After comparing the photos, we were able to find some faces that look virtually identical and others that are similar enough that they may be of the same men. There remain plenty of questions, but between the names on the back of our picture and the faces that could be identified from the June 1907 newsletter, we are quite confident that our picture was taken of at least some members of MIT’s Beta Nu chapter, most likely in 1906. (One of the matched faces was not in the first yearbook’s DTD listing). The photo may be of the chapter or of a group of attendees at a special event; there were joint fraternal events in Boston during the year, so it is possible that the picture included alumni or brothers from different chapters.
We at the Society work to connect people with their roots and with Acton’s history. In this case, we wanted to find an Acton story that never materialized, but perhaps our research can help others interested in finding out about this group of brothers or their era.
Searching for MIT's Delta Tau Delta Fraternity, Beta Nu Chapter, 1905-1906
Albert Fitch Bancroft (Massachusetts)
William Woodward Rawlinson (Massachusetts, Maine)
Henry Rollo Sewell (New York, Nebraska, possibly Texas, Massachusetts)
Tentatively Identified from Other Photographs Online:
Lawrence Allen (Connecticut, Massachusetts, Maryland)
Harold Peters Baker (Pennsylvania)
Marcus Johnson Cole (Massachusetts)
Eugene Phelps (Washington, Illinois, Wyoming, France, possibly Russia)
Vernon Stone Rood (Pennsylvania, Utah)
Arthur Lassell Shaw (Massachusetts)
Norman Higgins Stubbs (England, Illinois, later life unknown)
Charles Ernest Whitten (Massachusetts)
Other MIT DTD Brothers, Possibly in the Group Photograph:
Fred Hathaway Abbot (Massachusetts, Michigan and Florida)
Edgar Clark Ballou (Rhode Island)
Raymond Jenness Barber (New Hampshire, Massachusetts, Utah, California)
Howard Parkinson Belknap (Massachusetts)

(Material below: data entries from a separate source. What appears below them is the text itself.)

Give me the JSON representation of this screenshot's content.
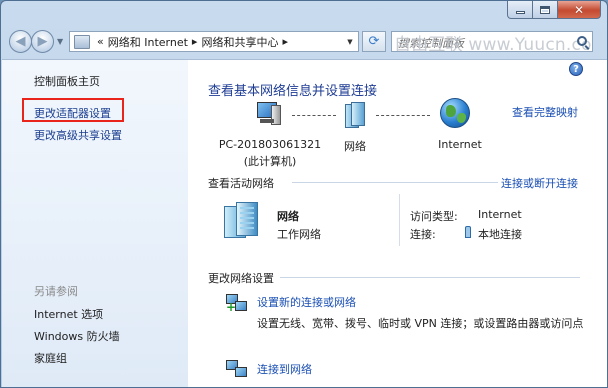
{
  "window": {
    "caption": {
      "minimize": "–",
      "maximize": "",
      "close": "✕"
    }
  },
  "nav": {
    "address_overflow": "«",
    "breadcrumb": [
      "网络和 Internet",
      "网络和共享中心"
    ],
    "separator": "▸",
    "search_placeholder": "搜索控制面板",
    "watermark": "自由互联 www.Yuucn.com"
  },
  "sidebar": {
    "home": "控制面板主页",
    "items": [
      "更改适配器设置",
      "更改高级共享设置"
    ],
    "see_also_title": "另请参阅",
    "see_also": [
      "Internet 选项",
      "Windows 防火墙",
      "家庭组"
    ]
  },
  "main": {
    "help": "?",
    "title": "查看基本网络信息并设置连接",
    "view_full_map": "查看完整映射",
    "map": {
      "computer_name": "PC-201803061321",
      "computer_sub": "(此计算机)",
      "network": "网络",
      "internet": "Internet"
    },
    "active_networks": {
      "label": "查看活动网络",
      "connect_link": "连接或断开连接",
      "network_name": "网络",
      "network_type": "工作网络",
      "access_type_label": "访问类型:",
      "access_type_value": "Internet",
      "connections_label": "连接:",
      "connections_value": "本地连接"
    },
    "change_settings": {
      "label": "更改网络设置",
      "tasks": [
        {
          "title": "设置新的连接或网络",
          "desc": "设置无线、宽带、拨号、临时或 VPN 连接；或设置路由器或访问点"
        },
        {
          "title": "连接到网络",
          "desc": ""
        }
      ]
    }
  }
}
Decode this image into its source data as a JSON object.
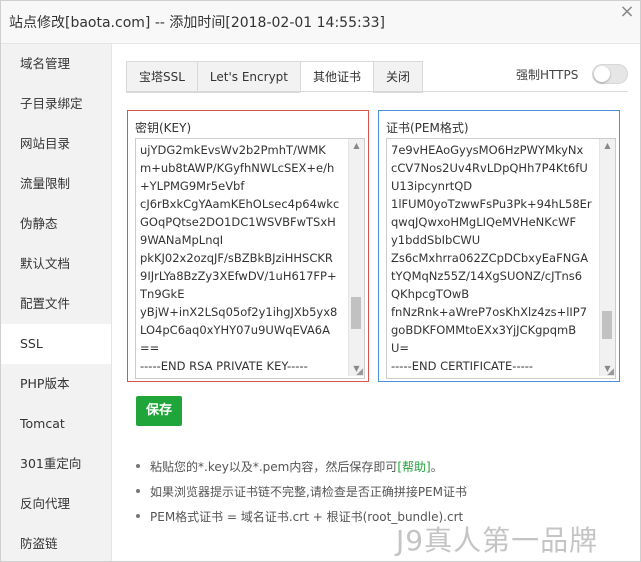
{
  "window": {
    "title": "站点修改[baota.com] -- 添加时间[2018-02-01 14:55:33]",
    "close_glyph": "×"
  },
  "sidebar": {
    "items": [
      {
        "label": "域名管理"
      },
      {
        "label": "子目录绑定"
      },
      {
        "label": "网站目录"
      },
      {
        "label": "流量限制"
      },
      {
        "label": "伪静态"
      },
      {
        "label": "默认文档"
      },
      {
        "label": "配置文件"
      },
      {
        "label": "SSL",
        "active": true
      },
      {
        "label": "PHP版本"
      },
      {
        "label": "Tomcat"
      },
      {
        "label": "301重定向"
      },
      {
        "label": "反向代理"
      },
      {
        "label": "防盗链"
      }
    ]
  },
  "tabs": [
    {
      "label": "宝塔SSL"
    },
    {
      "label": "Let's Encrypt"
    },
    {
      "label": "其他证书",
      "active": true
    },
    {
      "label": "关闭"
    }
  ],
  "force_https": {
    "label": "强制HTTPS",
    "enabled": false
  },
  "key_box": {
    "label": "密钥(KEY)",
    "value": "ujYDG2mkEvsWv2b2PmhT/WMK\nm+ub8tAWP/KGyfhNWLcSEX+e/h\n+YLPMG9Mr5eVbf\ncJ6rBxkCgYAamKEhOLsec4p64wkc\nGOqPQtse2DO1DC1WSVBFwTSxH\n9WANaMpLnqI\npkKJ02x2ozqJF/sBZBkBJziHHSCKR\n9IJrLYa8BzZy3XEfwDV/1uH617FP+\nTn9GkE\nyBjW+inX2LSq05of2y1ihgJXb5yx8\nLO4pC6aq0xYHY07u9UWqEVA6A\n==\n-----END RSA PRIVATE KEY-----"
  },
  "cert_box": {
    "label": "证书(PEM格式)",
    "value": "7e9vHEAoGyysMO6HzPWYMkyNx\ncCV7Nos2Uv4RvLDpQHh7P4Kt6fU\nU13ipcynrtQD\n1lFUM0yoTzwwFsPu3Pk+94hL58Er\nqwqJQwxoHMgLIQeMVHeNKcWF\ny1bddSbIbCWU\nZs6cMxhrra062ZCpDCbxyEaFNGA\ntYQMqNz55Z/14XgSUONZ/cJTns6\nQKhpcgTOwB\nfnNzRnk+aWreP7osKhXlz4zs+lIP7\ngoBDKFOMMtoEXx3YjJCKgpqmB\nU=\n-----END CERTIFICATE-----"
  },
  "save_button": {
    "label": "保存"
  },
  "notes": [
    {
      "text": "粘贴您的*.key以及*.pem内容，然后保存即可",
      "link": "[帮助]",
      "end": "。"
    },
    {
      "text": "如果浏览器提示证书链不完整,请检查是否正确拼接PEM证书"
    },
    {
      "text": "PEM格式证书 = 域名证书.crt + 根证书(root_bundle).crt"
    }
  ],
  "watermark": "J9真人第一品牌",
  "colors": {
    "accent": "#20a53a",
    "key_border": "#d9534f",
    "cert_border": "#4a90d9"
  }
}
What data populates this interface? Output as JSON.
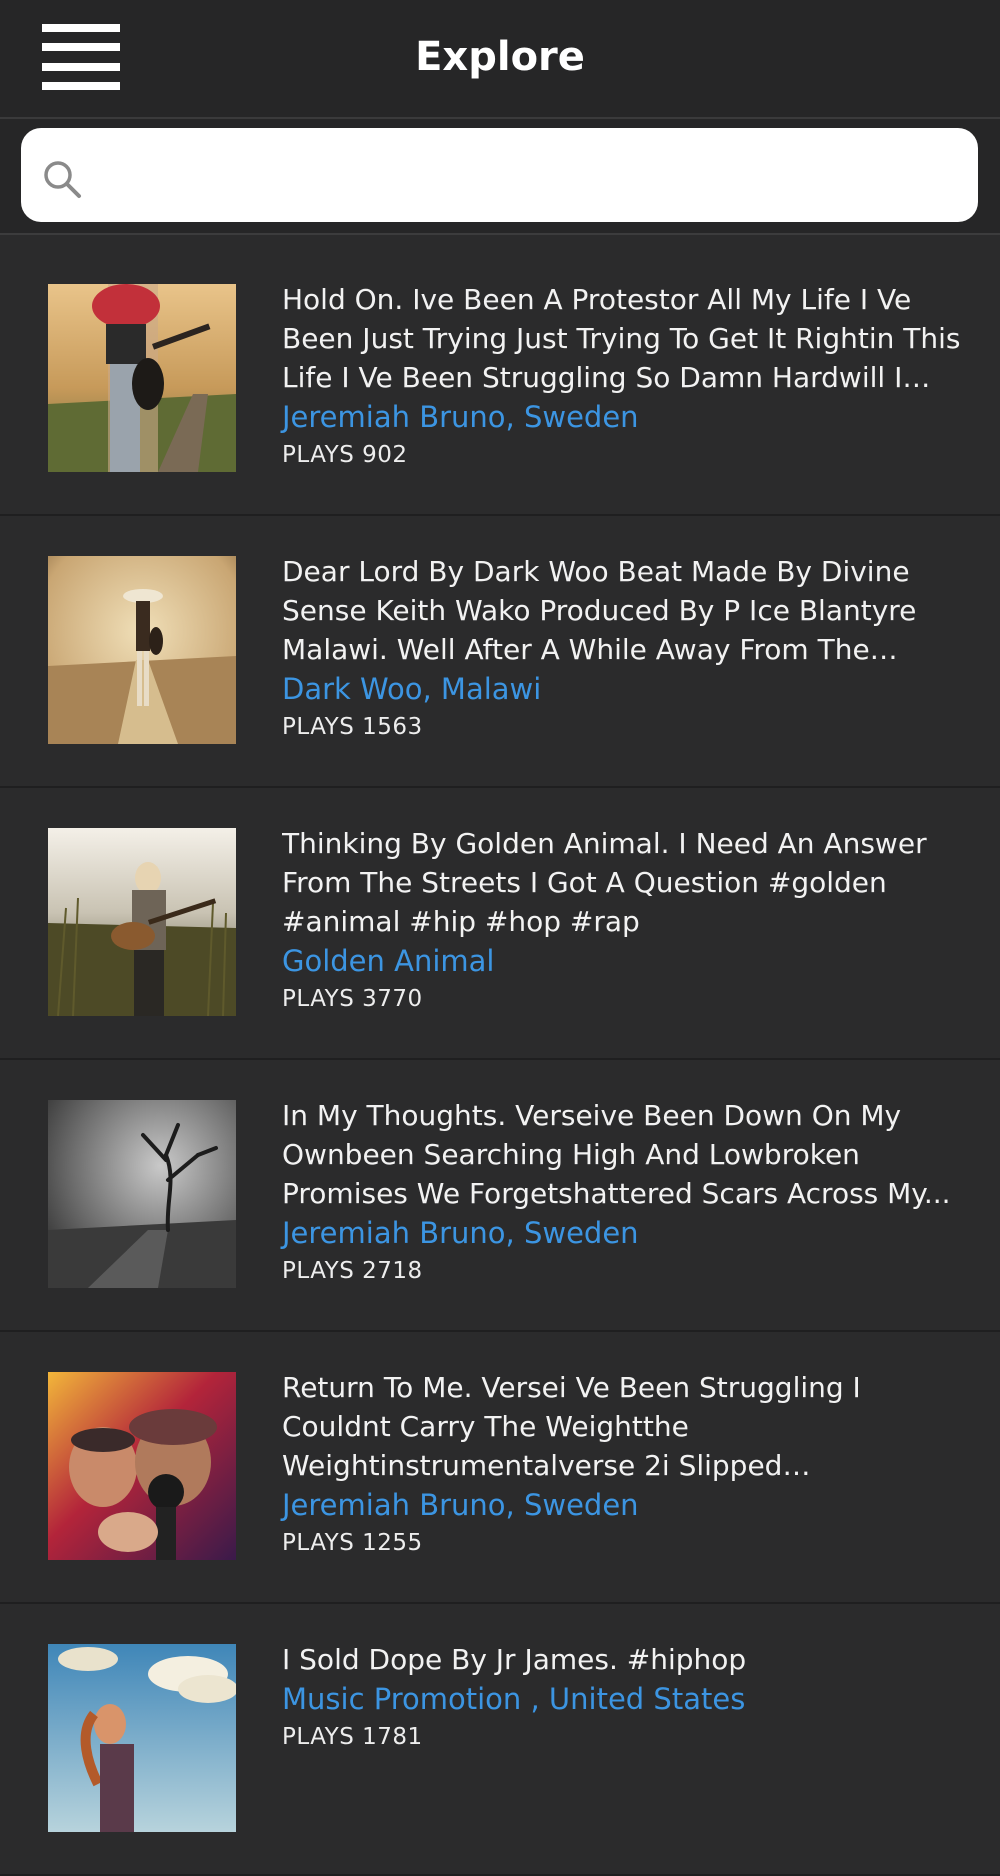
{
  "header": {
    "title": "Explore",
    "menu_icon": "hamburger-menu-icon"
  },
  "search": {
    "placeholder": "",
    "value": "",
    "icon": "search-icon"
  },
  "plays_label": "PLAYS",
  "tracks": [
    {
      "description": "Hold On. Ive Been A Protestor All My Life I Ve Been Just Trying Just Trying To Get It Rightin This Life I Ve Been Struggling So Damn Hardwill I Ev...",
      "artist": "Jeremiah Bruno, Sweden",
      "plays": "PLAYS 902"
    },
    {
      "description": "Dear Lord By Dark Woo Beat Made By Divine Sense Keith Wako Produced By P Ice Blantyre Malawi. Well After A While Away From The Musi...",
      "artist": "Dark Woo, Malawi",
      "plays": "PLAYS 1563"
    },
    {
      "description": "Thinking By Golden Animal. I Need An Answer From The Streets I Got A Question  #golden #animal #hip #hop #rap",
      "artist": "Golden Animal",
      "plays": "PLAYS 3770"
    },
    {
      "description": "In My Thoughts. Verseive Been Down On My Ownbeen Searching High And Lowbroken Promises We Forgetshattered Scars Across My...",
      "artist": "Jeremiah Bruno, Sweden",
      "plays": "PLAYS 2718"
    },
    {
      "description": "Return To Me. Versei Ve Been Struggling I Couldnt Carry The Weightthe Weightinstrumentalverse 2i Slipped Awayguess...",
      "artist": "Jeremiah Bruno, Sweden",
      "plays": "PLAYS 1255"
    },
    {
      "description": "I Sold Dope By Jr James.  #hiphop",
      "artist": "Music  Promotion , United States",
      "plays": "PLAYS 1781"
    }
  ],
  "colors": {
    "background": "#2b2b2c",
    "header": "#262627",
    "link": "#3c95e2",
    "text": "#f2f2f2"
  }
}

Robert Harbison Booth (Pennsylvania, Connecticut, Rhode Island, Massachusetts, possibly Illinois)
George Henry Bryant (Massachusetts)
Frank Milton Carhart, (Utah, Idaho, Massachusetts)
George Hobart Chapman (Massachusetts, Wyoming)
Frank Spencer Elliott (Massachusetts, Missouri)
Robert Morse Folsom (Massachusetts)
Arthur Peterson Gerry (New Hampshire, New York, possibly Massachusetts)
John Tinker Glidden (Massachusetts, Peru)
Arthur Henry Hastings (Pennsylvania, Ohio, New York, Indiana)
George Foster Hobson (Massachusetts)
Alfred George Lang (Connecticut, Germany, Maryland, California )
Harold Swindells Landis (Pennsylvania)
Ernest Farnum Lewis (Rhode Island, Italy, Canada, possibly New York)
Henry Francis Lewis (Illinois, Ontario, England, Manitoba)
Elliott Lum (Missouri, South Dakota, Virginia, Ohio, Rhode Island)
Jesse Worth Maxwell (Texas, Utah, Chile, Mexico)
Frank Sanderson McGregor (Massachusetts, Delaware)
John Miller (Massachusetts, Cuba, later life unknown)
Frank Lee Niles (Utah, possibly PA and NJ)
Walter George Pfeil (Pennsylvania, probably Missouri & New Jersey)
Williston Canfield Rich (Minnesota)
Ernest Joseph Hill Waters (Australia, Massachusetts)
Robert Wilson Williamson (Tennessee, possibly Alabama and Louisiana)
Edward Howland Wing (Massachusetts)
William Henry Prentice Wright (Massachusetts, Colorado)
Bartolette Artman Yoder (Nebraska, Iowa, possibly Illinois and Florida)